Data about app and page elements
######

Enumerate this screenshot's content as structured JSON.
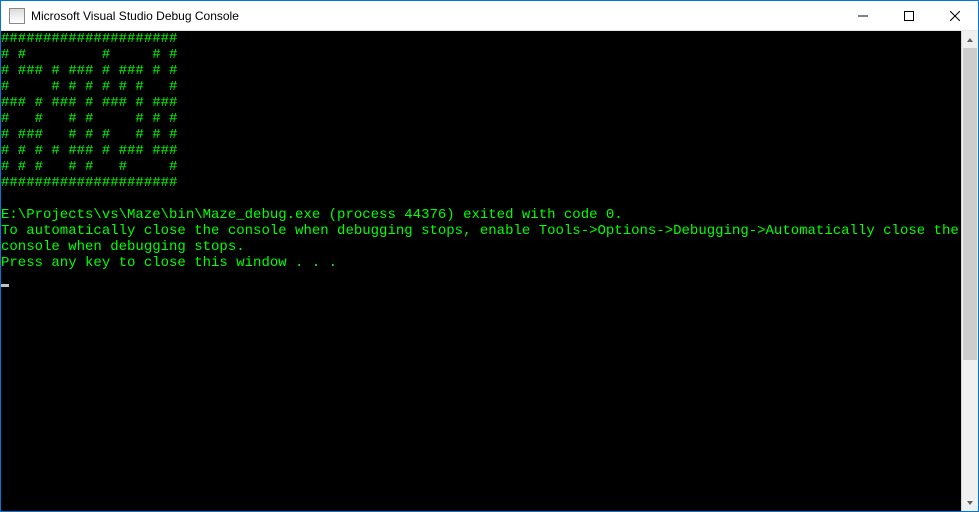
{
  "window": {
    "title": "Microsoft Visual Studio Debug Console"
  },
  "console": {
    "maze_lines": [
      "#####################",
      "# #         #     # #",
      "# ### # ### # ### # #",
      "#     # # # # # #   #",
      "### # ### # ### # ###",
      "#   #   # #     # # #",
      "# ###   # # #   # # #",
      "# # # # ### # ### ###",
      "# # #   # #   #     #",
      "#####################"
    ],
    "blank_line": "",
    "exit_line": "E:\\Projects\\vs\\Maze\\bin\\Maze_debug.exe (process 44376) exited with code 0.",
    "hint_line": "To automatically close the console when debugging stops, enable Tools->Options->Debugging->Automatically close the console when debugging stops.",
    "press_key_line": "Press any key to close this window . . .",
    "colors": {
      "background": "#000000",
      "foreground": "#00ff00"
    }
  }
}
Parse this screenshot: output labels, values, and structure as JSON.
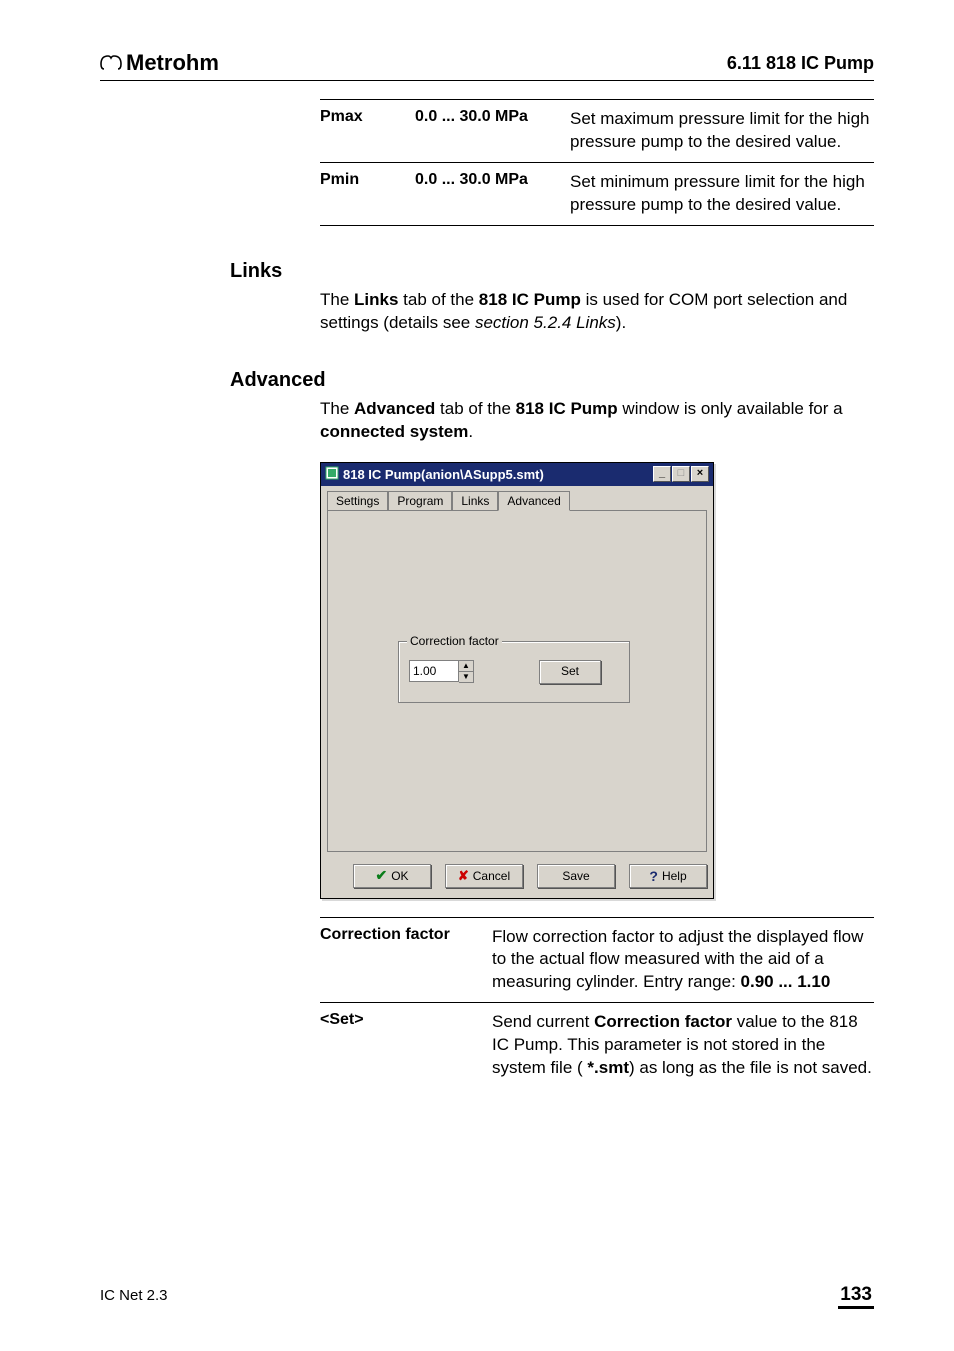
{
  "header": {
    "brand": "Metrohm",
    "section": "6.11  818 IC Pump"
  },
  "params": [
    {
      "name": "Pmax",
      "range": "0.0 ... 30.0 MPa",
      "desc": "Set maximum pressure limit for the high pressure pump to the desired value."
    },
    {
      "name": "Pmin",
      "range": "0.0 ... 30.0 MPa",
      "desc": "Set minimum pressure limit for the high pressure pump to the desired value."
    }
  ],
  "sections": {
    "links": {
      "heading": "Links",
      "p1a": "The ",
      "p1b": "Links",
      "p1c": " tab of the ",
      "p1d": "818 IC Pump",
      "p1e": " is used for COM port selection and settings (details see ",
      "p1f": "section 5.2.4 Links",
      "p1g": ")."
    },
    "advanced": {
      "heading": "Advanced",
      "p1a": "The ",
      "p1b": "Advanced",
      "p1c": " tab of the ",
      "p1d": "818 IC Pump",
      "p1e": " window is only available for a ",
      "p1f": "connected system",
      "p1g": "."
    }
  },
  "dialog": {
    "title": "818 IC Pump(anion\\ASupp5.smt)",
    "tabs": [
      "Settings",
      "Program",
      "Links",
      "Advanced"
    ],
    "group_label": "Correction factor",
    "correction_value": "1.00",
    "set_label": "Set",
    "buttons": {
      "ok": "OK",
      "cancel": "Cancel",
      "save": "Save",
      "help": "Help"
    }
  },
  "defs": [
    {
      "term": "Correction factor",
      "desc_a": "Flow correction factor to adjust the displayed flow to the actual flow measured with the aid of a measuring cylinder. Entry range: ",
      "desc_b": "0.90 ... 1.10"
    },
    {
      "term": "<Set>",
      "desc_a": "Send current ",
      "desc_b": "Correction factor",
      "desc_c": " value to the 818 IC Pump. This parameter is not stored in the system file (",
      "desc_d": "*.smt",
      "desc_e": ") as long as the file is not saved."
    }
  ],
  "footer": {
    "product": "IC Net 2.3",
    "page": "133"
  }
}
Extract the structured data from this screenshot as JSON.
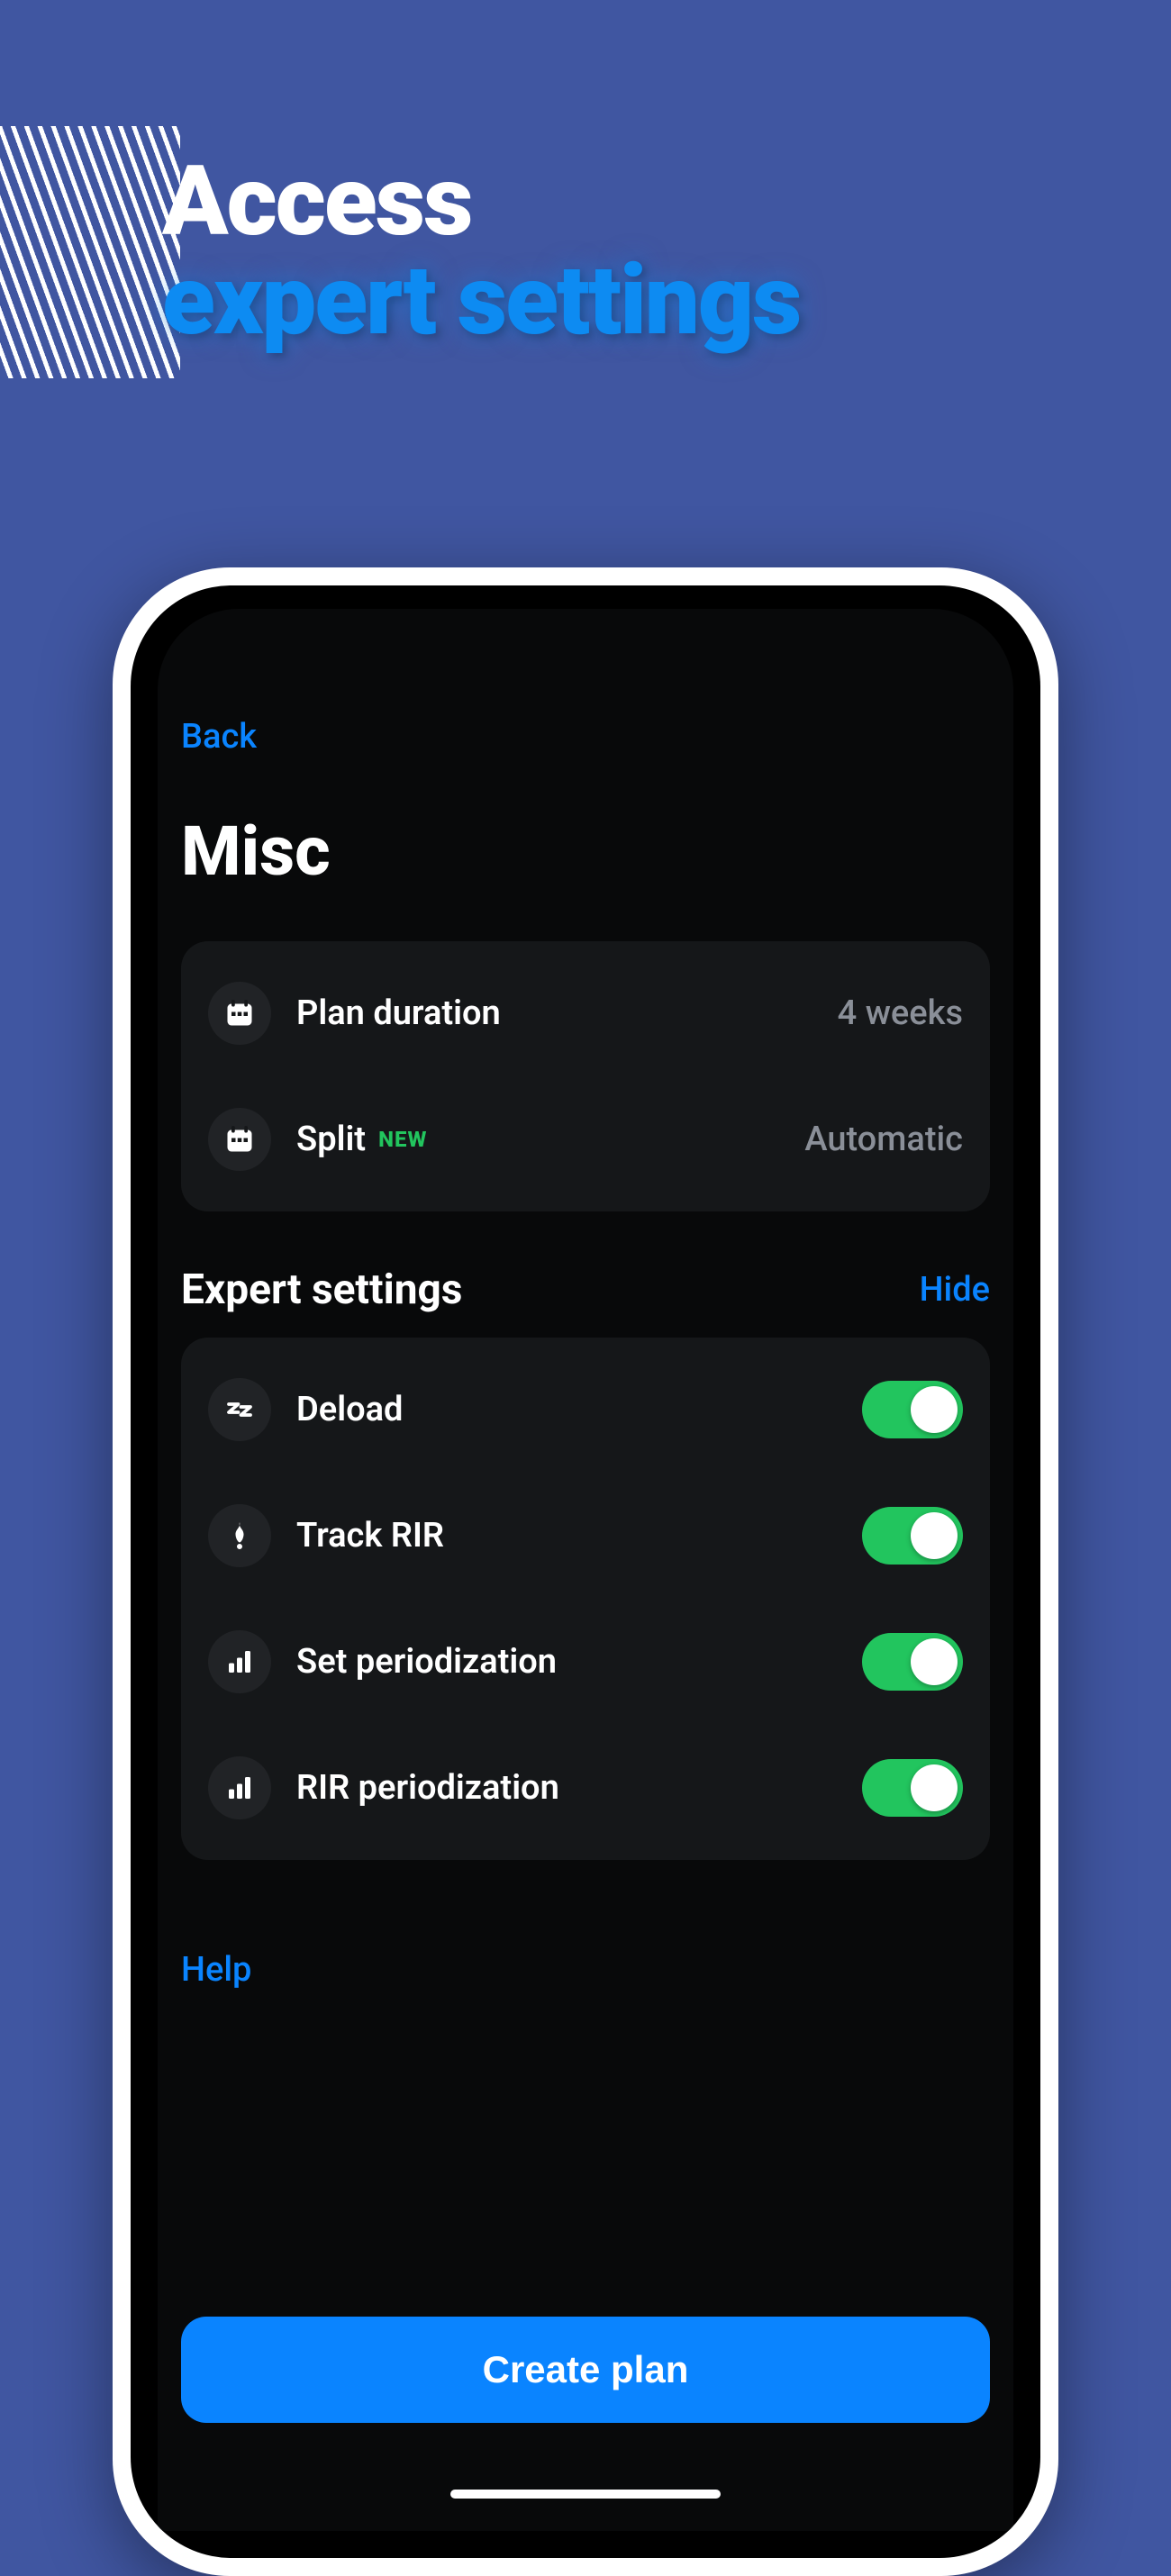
{
  "promo": {
    "line1": "Access",
    "line2": "expert settings"
  },
  "nav": {
    "back": "Back",
    "hide": "Hide",
    "help": "Help"
  },
  "page": {
    "title": "Misc",
    "expert_section_title": "Expert settings"
  },
  "misc": {
    "items": [
      {
        "label": "Plan duration",
        "value": "4 weeks",
        "icon": "calendar",
        "badge": ""
      },
      {
        "label": "Split",
        "value": "Automatic",
        "icon": "calendar",
        "badge": "NEW"
      }
    ]
  },
  "expert": {
    "items": [
      {
        "label": "Deload",
        "icon": "sleep",
        "on": true
      },
      {
        "label": "Track RIR",
        "icon": "flame",
        "on": true
      },
      {
        "label": "Set periodization",
        "icon": "bars",
        "on": true
      },
      {
        "label": "RIR periodization",
        "icon": "bars",
        "on": true
      }
    ]
  },
  "button": {
    "create_plan": "Create plan"
  }
}
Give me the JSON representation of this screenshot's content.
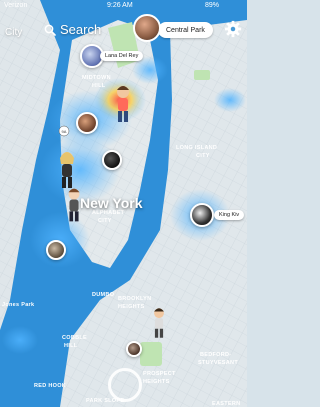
{
  "status_bar": {
    "carrier": "Verizon",
    "time": "9:26 AM",
    "battery": "89%"
  },
  "header": {
    "search_label": "Search",
    "city_left": "City",
    "top_pill_label": "Central Park"
  },
  "map_labels": {
    "city_name": "New York",
    "neighborhoods": [
      "MIDTOWN",
      "HILL",
      "LONG ISLAND",
      "CITY",
      "ALPHABET",
      "CITY",
      "DUMBO",
      "BROOKLYN",
      "HEIGHTS",
      "COBBLE",
      "HILL",
      "RED HOOK",
      "PARK SLOPE",
      "PROSPECT",
      "HEIGHTS",
      "BEDFORD-",
      "STUYVESANT",
      "EASTERN",
      "Jones Park"
    ],
    "road_badge": "9A"
  },
  "stories": [
    {
      "label": "Lana Del Rey"
    },
    {
      "label": "King Kiv"
    }
  ],
  "colors": {
    "water": "#2f8fd8",
    "land": "#d9e1e6",
    "park": "#bfe4b2",
    "heat_blue": "#58b6ff",
    "heat_red": "#ff4a55"
  },
  "icons": [
    "search-icon",
    "gear-icon",
    "camera-button-icon"
  ]
}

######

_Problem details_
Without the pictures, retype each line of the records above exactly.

_Result of this task_
Enumerate this screenshot's content as structured JSON.
{
  "window": {
    "title": "Microsoft Visual Studio Debug Console"
  },
  "console": {
    "maze_lines": [
      "#####################",
      "# #         #     # #",
      "# ### # ### # ### # #",
      "#     # # # # # #   #",
      "### # ### # ### # ###",
      "#   #   # #     # # #",
      "# ###   # # #   # # #",
      "# # # # ### # ### ###",
      "# # #   # #   #     #",
      "#####################"
    ],
    "blank_line": "",
    "exit_line": "E:\\Projects\\vs\\Maze\\bin\\Maze_debug.exe (process 44376) exited with code 0.",
    "hint_line": "To automatically close the console when debugging stops, enable Tools->Options->Debugging->Automatically close the console when debugging stops.",
    "press_key_line": "Press any key to close this window . . .",
    "colors": {
      "background": "#000000",
      "foreground": "#00ff00"
    }
  }
}
Parse this screenshot: output labels, values, and structure as JSON.
{
  "header": {
    "brand": "Metrohm",
    "section": "6.11  818 IC Pump"
  },
  "params": [
    {
      "name": "Pmax",
      "range": "0.0 ... 30.0 MPa",
      "desc": "Set maximum pressure limit for the high pressure pump to the desired value."
    },
    {
      "name": "Pmin",
      "range": "0.0 ... 30.0 MPa",
      "desc": "Set minimum pressure limit for the high pressure pump to the desired value."
    }
  ],
  "sections": {
    "links": {
      "heading": "Links",
      "p1a": "The ",
      "p1b": "Links",
      "p1c": " tab of the ",
      "p1d": "818 IC Pump",
      "p1e": " is used for COM port selection and settings (details see ",
      "p1f": "section 5.2.4 Links",
      "p1g": ")."
    },
    "advanced": {
      "heading": "Advanced",
      "p1a": "The ",
      "p1b": "Advanced",
      "p1c": " tab of the ",
      "p1d": "818 IC Pump",
      "p1e": " window is only available for a ",
      "p1f": "connected system",
      "p1g": "."
    }
  },
  "dialog": {
    "title": "818 IC Pump(anion\\ASupp5.smt)",
    "tabs": [
      "Settings",
      "Program",
      "Links",
      "Advanced"
    ],
    "group_label": "Correction factor",
    "correction_value": "1.00",
    "set_label": "Set",
    "buttons": {
      "ok": "OK",
      "cancel": "Cancel",
      "save": "Save",
      "help": "Help"
    }
  },
  "defs": [
    {
      "term": "Correction factor",
      "desc_a": "Flow correction factor to adjust the displayed flow to the actual flow measured with the aid of a measuring cylinder. Entry range: ",
      "desc_b": "0.90 ... 1.10"
    },
    {
      "term": "<Set>",
      "desc_a": "Send current ",
      "desc_b": "Correction factor",
      "desc_c": " value to the 818 IC Pump. This parameter is not stored in the system file (",
      "desc_d": "*.smt",
      "desc_e": ") as long as the file is not saved."
    }
  ],
  "footer": {
    "product": "IC Net 2.3",
    "page": "133"
  }
}
Extract the structured data from this screenshot as JSON.
{
  "promo": {
    "line1": "Access",
    "line2": "expert settings"
  },
  "nav": {
    "back": "Back",
    "hide": "Hide",
    "help": "Help"
  },
  "page": {
    "title": "Misc",
    "expert_section_title": "Expert settings"
  },
  "misc": {
    "items": [
      {
        "label": "Plan duration",
        "value": "4 weeks",
        "icon": "calendar",
        "badge": ""
      },
      {
        "label": "Split",
        "value": "Automatic",
        "icon": "calendar",
        "badge": "NEW"
      }
    ]
  },
  "expert": {
    "items": [
      {
        "label": "Deload",
        "icon": "sleep",
        "on": true
      },
      {
        "label": "Track RIR",
        "icon": "flame",
        "on": true
      },
      {
        "label": "Set periodization",
        "icon": "bars",
        "on": true
      },
      {
        "label": "RIR periodization",
        "icon": "bars",
        "on": true
      }
    ]
  },
  "button": {
    "create_plan": "Create plan"
  }
}
Give me the JSON representation of this screenshot's content.
{
  "status_bar": {
    "carrier": "Verizon",
    "time": "9:26 AM",
    "battery": "89%"
  },
  "header": {
    "search_label": "Search",
    "city_left": "City",
    "top_pill_label": "Central Park"
  },
  "map_labels": {
    "city_name": "New York",
    "neighborhoods": [
      "MIDTOWN",
      "HILL",
      "LONG ISLAND",
      "CITY",
      "ALPHABET",
      "CITY",
      "DUMBO",
      "BROOKLYN",
      "HEIGHTS",
      "COBBLE",
      "HILL",
      "RED HOOK",
      "PARK SLOPE",
      "PROSPECT",
      "HEIGHTS",
      "BEDFORD-",
      "STUYVESANT",
      "EASTERN",
      "Jones Park"
    ],
    "road_badge": "9A"
  },
  "stories": [
    {
      "label": "Lana Del Rey"
    },
    {
      "label": "King Kiv"
    }
  ],
  "colors": {
    "water": "#2f8fd8",
    "land": "#d9e1e6",
    "park": "#bfe4b2",
    "heat_blue": "#58b6ff",
    "heat_red": "#ff4a55"
  },
  "icons": [
    "search-icon",
    "gear-icon",
    "camera-button-icon"
  ]
}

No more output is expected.